What you need to do
Compute the number of lines in the following data that include the word "username", and output that number alone.

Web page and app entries
__________
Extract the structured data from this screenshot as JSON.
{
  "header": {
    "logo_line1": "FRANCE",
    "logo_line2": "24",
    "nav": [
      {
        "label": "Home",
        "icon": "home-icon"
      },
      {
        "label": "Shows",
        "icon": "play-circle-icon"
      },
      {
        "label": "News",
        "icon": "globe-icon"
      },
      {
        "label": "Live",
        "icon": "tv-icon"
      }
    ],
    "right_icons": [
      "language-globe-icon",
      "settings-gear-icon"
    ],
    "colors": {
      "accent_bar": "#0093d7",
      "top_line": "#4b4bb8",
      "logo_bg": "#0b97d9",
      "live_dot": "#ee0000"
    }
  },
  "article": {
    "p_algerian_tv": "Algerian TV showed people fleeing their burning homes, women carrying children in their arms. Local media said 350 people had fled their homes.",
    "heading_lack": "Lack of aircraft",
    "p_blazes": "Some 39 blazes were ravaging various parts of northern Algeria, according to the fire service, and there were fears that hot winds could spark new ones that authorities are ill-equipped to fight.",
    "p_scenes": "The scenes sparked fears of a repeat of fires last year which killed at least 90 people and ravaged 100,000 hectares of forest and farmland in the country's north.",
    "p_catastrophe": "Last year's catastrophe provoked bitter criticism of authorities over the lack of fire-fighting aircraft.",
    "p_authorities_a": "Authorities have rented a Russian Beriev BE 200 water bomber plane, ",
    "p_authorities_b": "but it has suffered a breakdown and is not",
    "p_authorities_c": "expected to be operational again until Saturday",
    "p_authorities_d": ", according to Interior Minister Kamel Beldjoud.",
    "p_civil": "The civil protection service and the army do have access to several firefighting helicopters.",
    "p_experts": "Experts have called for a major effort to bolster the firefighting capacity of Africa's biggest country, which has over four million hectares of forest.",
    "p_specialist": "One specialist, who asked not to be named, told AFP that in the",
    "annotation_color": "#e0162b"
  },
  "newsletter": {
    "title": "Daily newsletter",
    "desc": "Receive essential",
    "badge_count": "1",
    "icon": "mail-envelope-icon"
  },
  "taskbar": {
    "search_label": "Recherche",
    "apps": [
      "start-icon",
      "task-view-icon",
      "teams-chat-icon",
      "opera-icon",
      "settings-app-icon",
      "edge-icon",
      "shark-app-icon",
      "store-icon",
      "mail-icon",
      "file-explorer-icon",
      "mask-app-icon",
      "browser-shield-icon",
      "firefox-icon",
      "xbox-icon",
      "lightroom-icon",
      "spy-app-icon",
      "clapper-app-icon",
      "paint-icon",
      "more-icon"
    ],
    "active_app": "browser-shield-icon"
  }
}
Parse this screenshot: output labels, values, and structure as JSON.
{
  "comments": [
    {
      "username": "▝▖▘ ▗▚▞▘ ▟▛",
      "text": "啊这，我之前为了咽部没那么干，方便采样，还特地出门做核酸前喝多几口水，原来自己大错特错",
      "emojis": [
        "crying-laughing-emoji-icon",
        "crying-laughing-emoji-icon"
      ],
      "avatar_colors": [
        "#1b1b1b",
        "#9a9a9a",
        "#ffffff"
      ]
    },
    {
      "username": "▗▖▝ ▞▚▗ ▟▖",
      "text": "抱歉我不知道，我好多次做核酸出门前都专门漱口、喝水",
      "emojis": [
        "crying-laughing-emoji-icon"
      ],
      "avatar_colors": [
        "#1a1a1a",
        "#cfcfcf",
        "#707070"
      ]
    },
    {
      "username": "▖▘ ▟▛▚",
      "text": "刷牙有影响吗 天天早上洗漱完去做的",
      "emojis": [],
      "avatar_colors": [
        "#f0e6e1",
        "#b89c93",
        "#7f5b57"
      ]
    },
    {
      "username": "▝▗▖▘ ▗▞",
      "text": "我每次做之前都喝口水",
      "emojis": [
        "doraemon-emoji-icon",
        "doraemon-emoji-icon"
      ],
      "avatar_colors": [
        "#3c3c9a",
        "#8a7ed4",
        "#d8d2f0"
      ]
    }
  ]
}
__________
Finished task
4